Meanwhile, Los Angeles County officials are now left to wrestle with the issue of enforcement. It’s estimated that creating a new bureaucracy to enforce Measure B would cost more than $300,000. LA County Supervisor Zev Yaroslavsky says that in addition to being costly, enforcement will be logistically difficult, because many porn shoots occur in private homes and are never registered with authorities.

The LA County Department of Public Health is the agency responsible for enforcing the new law. So far, they have not released any details about their plans. 

“This is a lot more complicated than inspecting restaurants,” says porn producer Christian Mann. “It’s going to cost the county a lot of money just to set up the health department protocols. Where will that money come from in this era of major cutbacks, and who will carry out the enforcement?”

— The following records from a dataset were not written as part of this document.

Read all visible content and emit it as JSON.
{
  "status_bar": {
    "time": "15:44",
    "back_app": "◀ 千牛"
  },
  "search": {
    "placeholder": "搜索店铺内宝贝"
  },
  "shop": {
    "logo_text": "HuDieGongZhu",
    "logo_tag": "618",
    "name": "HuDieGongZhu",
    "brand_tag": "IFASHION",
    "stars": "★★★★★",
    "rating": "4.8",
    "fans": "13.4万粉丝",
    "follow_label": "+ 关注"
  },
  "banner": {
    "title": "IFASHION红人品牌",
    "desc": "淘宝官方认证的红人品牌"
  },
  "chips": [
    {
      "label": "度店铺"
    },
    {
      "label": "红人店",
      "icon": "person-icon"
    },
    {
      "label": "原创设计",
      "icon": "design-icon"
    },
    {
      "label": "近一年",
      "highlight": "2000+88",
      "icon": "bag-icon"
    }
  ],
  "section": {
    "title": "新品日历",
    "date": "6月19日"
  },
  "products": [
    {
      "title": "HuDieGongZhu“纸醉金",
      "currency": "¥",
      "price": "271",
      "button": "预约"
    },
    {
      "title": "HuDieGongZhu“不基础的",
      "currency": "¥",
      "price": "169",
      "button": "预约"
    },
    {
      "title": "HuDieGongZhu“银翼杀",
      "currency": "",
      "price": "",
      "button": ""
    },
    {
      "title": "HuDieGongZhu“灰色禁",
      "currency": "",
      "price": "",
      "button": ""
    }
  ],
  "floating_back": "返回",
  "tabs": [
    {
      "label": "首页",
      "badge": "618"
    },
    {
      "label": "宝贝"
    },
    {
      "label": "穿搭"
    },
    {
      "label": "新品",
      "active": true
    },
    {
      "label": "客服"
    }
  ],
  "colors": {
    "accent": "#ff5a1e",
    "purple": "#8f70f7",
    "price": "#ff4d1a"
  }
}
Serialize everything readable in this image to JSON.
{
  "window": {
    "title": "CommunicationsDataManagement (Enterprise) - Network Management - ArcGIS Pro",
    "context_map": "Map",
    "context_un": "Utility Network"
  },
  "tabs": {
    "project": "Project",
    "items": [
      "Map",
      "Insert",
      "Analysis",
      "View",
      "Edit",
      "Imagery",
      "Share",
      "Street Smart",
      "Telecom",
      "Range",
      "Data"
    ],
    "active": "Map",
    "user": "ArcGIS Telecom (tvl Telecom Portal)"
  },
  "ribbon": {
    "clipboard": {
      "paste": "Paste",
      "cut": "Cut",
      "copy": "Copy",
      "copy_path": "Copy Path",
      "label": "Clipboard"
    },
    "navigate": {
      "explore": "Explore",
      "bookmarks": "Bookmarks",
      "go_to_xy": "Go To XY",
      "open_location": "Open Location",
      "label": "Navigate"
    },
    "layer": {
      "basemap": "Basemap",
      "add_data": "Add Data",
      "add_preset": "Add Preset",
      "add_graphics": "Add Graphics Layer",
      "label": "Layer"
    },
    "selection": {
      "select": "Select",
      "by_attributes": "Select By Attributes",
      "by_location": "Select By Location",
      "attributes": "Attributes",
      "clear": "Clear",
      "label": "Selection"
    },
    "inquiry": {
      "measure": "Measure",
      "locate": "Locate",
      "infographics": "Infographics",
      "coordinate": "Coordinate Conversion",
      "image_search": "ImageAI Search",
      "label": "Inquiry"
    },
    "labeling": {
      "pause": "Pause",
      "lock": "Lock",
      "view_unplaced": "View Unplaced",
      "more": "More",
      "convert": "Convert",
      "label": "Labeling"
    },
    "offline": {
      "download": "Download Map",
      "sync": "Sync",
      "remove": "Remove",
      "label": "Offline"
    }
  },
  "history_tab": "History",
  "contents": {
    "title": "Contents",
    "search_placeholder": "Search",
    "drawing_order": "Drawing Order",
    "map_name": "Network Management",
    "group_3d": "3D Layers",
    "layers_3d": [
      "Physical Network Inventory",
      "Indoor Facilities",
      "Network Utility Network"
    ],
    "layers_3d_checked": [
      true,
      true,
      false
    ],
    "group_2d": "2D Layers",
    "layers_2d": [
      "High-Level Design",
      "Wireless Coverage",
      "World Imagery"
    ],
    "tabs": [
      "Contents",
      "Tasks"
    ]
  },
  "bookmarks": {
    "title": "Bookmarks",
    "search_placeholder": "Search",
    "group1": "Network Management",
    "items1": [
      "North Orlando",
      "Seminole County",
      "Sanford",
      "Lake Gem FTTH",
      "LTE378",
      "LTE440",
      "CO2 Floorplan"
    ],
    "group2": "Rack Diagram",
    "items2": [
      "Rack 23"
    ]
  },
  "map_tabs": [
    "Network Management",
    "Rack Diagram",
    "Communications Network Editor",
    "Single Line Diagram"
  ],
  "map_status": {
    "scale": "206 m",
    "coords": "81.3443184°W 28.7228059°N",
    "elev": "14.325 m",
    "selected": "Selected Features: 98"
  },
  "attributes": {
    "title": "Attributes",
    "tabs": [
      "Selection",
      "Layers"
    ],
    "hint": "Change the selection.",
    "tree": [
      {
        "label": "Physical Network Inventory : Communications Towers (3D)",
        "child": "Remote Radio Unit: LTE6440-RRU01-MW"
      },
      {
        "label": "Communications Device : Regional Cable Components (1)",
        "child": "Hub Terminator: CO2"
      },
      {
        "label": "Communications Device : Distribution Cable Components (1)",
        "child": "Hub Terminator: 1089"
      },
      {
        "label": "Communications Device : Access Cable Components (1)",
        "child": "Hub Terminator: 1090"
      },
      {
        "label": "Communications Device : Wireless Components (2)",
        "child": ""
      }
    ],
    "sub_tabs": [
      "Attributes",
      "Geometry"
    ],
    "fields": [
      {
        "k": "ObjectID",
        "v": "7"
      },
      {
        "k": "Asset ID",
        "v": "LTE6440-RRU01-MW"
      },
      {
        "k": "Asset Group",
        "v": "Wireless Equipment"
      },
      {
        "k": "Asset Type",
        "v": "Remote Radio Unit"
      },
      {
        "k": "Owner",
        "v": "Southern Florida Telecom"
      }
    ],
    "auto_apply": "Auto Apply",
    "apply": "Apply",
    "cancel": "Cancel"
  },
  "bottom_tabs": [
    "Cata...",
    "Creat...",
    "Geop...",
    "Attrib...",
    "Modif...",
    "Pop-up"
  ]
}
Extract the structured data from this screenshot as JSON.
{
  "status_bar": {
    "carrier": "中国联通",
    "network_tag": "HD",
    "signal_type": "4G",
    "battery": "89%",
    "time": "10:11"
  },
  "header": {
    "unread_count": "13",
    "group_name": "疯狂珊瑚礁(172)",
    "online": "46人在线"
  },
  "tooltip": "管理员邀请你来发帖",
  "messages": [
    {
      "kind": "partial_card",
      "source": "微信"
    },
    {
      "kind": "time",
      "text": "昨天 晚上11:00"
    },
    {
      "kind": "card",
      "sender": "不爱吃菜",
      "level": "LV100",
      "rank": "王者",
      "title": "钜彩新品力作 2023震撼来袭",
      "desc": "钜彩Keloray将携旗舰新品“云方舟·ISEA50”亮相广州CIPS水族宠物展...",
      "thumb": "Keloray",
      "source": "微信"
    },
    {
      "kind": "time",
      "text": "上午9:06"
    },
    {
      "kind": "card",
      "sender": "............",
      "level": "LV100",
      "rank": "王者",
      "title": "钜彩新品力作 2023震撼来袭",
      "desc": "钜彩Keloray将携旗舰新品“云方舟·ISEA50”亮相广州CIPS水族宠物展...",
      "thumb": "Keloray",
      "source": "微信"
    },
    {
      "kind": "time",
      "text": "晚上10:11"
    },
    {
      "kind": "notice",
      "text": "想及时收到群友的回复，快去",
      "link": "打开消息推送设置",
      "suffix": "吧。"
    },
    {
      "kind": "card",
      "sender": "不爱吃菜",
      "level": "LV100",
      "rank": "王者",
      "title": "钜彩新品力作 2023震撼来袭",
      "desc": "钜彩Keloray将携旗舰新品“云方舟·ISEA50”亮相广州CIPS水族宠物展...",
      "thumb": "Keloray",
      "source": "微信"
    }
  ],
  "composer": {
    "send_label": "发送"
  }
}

County employees may also need to monitor adult films to check on condom compliance. “Can you imagine Los Angeles County having to hire someone whose job it is to watch porn flicks during the day in the county building?” asks Tim Connelly, former publisher of Adult Video News.

And how would the county go about finding someone to do that job? “Will they post a job notice asking for someone who has experience watching hardcore porn films?” asks one county employee, who requested that we not use his name.

A training program for dealing with bodily fluids will have to be created, along with a special vault to store evidence seized from adult movie sets. “It’s a nightmare,” says one county official, “an expensive nightmare, and there is no precedent for this kind     of enforcement.”


Measure B could have a major impact on the Valley economy. The local porn industry pumps an estimated $1 billion into LA County’s revenue stream. And with an already high unemployment level of more than 10%, it could eliminate jobs. 

“This will cost us about 10,000 jobs,” estimates Stuart Waldman, executive director of the Valley Industry and Commerce Association, which is opposed to Measure B. “The technical people who work behind the scenes will lose an enormous amount of income. It’s a billion-dollar industry in the Valley, and they will take those jobs and that spending elsewhere if the county starts to enforce this.”

For many of the San Fernando Valley residents who voted in favor of Measure B, it amounted to a “not in my backyard” decision. Some, like JoAnn Kramer who lives in one of the upscale neighborhoods, see the porn industry as an embarrassment. “It’s a shame this part of the city has become known as the San Porn-ando Valley. Let these people go somewhere else,” she says. 


So for now, county officials seem to be in a “wait and see” mode. Ditto for the adult industry, as it prepares its legal challenge. No one is commenting on whether the actors are complying with the law. In the meantime, representatives from both sides agree on one thing: Ultimately, the issue will probably be decided in the courts.